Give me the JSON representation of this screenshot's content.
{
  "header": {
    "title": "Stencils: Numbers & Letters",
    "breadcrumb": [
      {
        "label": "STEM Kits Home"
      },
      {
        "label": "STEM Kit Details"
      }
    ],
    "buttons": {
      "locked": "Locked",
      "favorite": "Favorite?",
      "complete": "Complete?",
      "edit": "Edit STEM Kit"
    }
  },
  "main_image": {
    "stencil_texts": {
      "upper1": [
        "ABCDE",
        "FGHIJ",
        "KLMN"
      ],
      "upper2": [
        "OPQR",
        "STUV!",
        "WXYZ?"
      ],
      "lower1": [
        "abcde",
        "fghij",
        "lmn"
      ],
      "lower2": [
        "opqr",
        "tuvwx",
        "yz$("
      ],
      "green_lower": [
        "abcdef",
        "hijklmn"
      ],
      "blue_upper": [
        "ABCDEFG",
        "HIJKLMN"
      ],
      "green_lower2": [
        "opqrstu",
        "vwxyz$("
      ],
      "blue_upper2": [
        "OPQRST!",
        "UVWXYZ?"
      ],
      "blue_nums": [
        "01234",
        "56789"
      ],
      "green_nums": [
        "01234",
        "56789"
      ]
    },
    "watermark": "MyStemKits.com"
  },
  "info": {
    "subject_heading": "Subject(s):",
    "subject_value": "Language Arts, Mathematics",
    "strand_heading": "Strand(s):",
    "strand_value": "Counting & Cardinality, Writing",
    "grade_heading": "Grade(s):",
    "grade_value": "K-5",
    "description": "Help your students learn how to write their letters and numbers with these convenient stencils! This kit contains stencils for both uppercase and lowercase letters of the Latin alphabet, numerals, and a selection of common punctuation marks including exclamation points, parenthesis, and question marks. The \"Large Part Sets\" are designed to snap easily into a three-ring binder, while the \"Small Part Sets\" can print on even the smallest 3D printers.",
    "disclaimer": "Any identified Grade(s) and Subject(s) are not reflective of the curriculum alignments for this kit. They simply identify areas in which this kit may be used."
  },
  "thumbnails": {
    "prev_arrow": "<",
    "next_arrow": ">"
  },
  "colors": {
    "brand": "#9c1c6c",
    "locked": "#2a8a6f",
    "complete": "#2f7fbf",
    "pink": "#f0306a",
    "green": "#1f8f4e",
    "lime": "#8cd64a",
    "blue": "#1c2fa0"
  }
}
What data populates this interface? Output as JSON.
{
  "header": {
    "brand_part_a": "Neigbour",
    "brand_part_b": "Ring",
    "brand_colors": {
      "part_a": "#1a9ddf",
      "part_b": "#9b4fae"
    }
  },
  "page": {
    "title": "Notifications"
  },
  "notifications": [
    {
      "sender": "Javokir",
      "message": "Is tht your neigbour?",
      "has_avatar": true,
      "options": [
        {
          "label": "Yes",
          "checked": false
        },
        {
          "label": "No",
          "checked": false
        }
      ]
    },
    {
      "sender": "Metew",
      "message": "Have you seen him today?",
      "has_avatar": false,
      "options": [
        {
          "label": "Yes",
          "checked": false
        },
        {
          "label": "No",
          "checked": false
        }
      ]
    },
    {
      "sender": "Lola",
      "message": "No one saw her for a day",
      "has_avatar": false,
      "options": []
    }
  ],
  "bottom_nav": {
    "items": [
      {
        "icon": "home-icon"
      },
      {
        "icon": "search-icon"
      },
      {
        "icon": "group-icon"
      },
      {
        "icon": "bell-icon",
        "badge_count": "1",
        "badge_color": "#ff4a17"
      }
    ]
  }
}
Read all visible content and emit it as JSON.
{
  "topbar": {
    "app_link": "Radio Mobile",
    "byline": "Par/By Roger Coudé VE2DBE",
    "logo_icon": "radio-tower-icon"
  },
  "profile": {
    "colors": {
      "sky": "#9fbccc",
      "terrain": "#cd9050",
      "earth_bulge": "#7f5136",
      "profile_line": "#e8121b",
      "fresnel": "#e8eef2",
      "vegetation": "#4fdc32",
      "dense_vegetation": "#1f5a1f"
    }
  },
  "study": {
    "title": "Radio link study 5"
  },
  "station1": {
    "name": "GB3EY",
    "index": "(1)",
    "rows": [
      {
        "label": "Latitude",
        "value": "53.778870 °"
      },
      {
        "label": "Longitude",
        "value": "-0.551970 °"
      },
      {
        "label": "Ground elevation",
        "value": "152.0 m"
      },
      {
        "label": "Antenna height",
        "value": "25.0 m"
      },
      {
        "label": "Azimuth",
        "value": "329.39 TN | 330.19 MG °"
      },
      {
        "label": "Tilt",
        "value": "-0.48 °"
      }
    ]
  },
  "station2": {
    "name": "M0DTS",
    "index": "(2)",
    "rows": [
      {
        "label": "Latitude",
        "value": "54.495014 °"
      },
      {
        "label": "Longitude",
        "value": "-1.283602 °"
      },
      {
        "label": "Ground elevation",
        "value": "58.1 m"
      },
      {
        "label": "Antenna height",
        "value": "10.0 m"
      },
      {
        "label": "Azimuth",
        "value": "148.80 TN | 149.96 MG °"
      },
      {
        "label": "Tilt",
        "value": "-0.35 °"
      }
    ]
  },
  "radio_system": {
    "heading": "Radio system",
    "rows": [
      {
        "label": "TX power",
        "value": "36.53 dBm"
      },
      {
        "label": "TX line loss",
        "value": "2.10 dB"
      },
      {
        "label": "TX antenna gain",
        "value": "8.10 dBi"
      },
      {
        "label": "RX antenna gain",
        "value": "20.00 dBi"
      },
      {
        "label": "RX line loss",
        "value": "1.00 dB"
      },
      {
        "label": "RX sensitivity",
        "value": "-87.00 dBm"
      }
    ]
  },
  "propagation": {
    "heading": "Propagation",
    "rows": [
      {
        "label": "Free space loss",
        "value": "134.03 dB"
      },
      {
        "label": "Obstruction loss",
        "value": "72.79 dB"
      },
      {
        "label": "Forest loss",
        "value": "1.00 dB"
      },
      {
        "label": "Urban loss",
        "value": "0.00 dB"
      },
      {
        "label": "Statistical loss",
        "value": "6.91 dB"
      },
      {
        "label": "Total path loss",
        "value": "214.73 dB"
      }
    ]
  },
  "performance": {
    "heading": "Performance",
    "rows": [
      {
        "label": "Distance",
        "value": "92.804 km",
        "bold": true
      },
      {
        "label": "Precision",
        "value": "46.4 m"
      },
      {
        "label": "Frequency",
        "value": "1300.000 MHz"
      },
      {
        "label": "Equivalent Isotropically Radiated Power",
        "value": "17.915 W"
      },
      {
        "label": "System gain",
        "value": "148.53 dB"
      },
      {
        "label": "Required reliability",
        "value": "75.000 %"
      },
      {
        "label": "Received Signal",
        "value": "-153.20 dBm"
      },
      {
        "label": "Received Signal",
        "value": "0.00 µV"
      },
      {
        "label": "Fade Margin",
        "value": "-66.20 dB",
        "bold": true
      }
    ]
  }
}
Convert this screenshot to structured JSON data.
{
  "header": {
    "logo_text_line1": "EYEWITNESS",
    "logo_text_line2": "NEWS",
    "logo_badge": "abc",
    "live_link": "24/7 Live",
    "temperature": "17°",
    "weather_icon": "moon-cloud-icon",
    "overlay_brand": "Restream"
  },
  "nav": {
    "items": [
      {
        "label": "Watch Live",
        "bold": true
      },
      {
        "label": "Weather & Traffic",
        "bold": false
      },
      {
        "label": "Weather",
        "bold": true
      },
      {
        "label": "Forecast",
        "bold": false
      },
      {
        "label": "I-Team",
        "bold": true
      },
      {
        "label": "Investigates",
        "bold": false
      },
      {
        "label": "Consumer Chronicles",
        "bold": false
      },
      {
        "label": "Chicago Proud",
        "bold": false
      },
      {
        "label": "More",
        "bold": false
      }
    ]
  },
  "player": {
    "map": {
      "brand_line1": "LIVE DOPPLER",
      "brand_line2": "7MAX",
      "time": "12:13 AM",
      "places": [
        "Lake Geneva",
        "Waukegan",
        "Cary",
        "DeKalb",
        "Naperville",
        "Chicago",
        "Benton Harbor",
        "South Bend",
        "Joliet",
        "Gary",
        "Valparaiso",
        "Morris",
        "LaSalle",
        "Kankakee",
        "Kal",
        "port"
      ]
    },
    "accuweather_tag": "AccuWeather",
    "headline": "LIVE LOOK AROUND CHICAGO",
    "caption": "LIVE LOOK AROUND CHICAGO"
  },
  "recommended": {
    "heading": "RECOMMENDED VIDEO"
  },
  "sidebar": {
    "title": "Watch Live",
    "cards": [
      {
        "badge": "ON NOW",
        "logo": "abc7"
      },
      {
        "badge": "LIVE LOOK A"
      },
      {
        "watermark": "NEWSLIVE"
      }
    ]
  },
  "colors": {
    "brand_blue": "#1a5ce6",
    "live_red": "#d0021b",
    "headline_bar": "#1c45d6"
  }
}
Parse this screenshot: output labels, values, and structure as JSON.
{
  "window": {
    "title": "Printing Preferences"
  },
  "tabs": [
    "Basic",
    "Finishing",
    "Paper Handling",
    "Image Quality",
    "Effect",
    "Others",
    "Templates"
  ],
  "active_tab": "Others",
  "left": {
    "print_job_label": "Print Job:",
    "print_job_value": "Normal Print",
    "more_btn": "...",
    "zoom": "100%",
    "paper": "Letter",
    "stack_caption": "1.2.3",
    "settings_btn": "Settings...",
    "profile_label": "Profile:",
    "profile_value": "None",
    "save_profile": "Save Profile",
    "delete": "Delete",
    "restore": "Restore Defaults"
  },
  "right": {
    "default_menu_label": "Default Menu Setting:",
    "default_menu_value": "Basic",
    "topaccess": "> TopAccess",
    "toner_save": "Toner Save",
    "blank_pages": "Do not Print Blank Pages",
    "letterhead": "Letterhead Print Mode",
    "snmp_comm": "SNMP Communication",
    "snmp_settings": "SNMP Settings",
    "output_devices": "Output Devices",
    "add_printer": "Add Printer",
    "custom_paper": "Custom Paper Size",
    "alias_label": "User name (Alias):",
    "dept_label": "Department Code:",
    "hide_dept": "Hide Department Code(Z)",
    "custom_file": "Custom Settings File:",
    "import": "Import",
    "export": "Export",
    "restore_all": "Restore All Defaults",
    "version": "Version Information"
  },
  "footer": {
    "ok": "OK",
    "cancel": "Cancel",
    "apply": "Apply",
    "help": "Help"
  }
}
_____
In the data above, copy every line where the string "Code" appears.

    "dept_label": "Department Code:",
    "hide_dept": "Hide Department Code(Z)",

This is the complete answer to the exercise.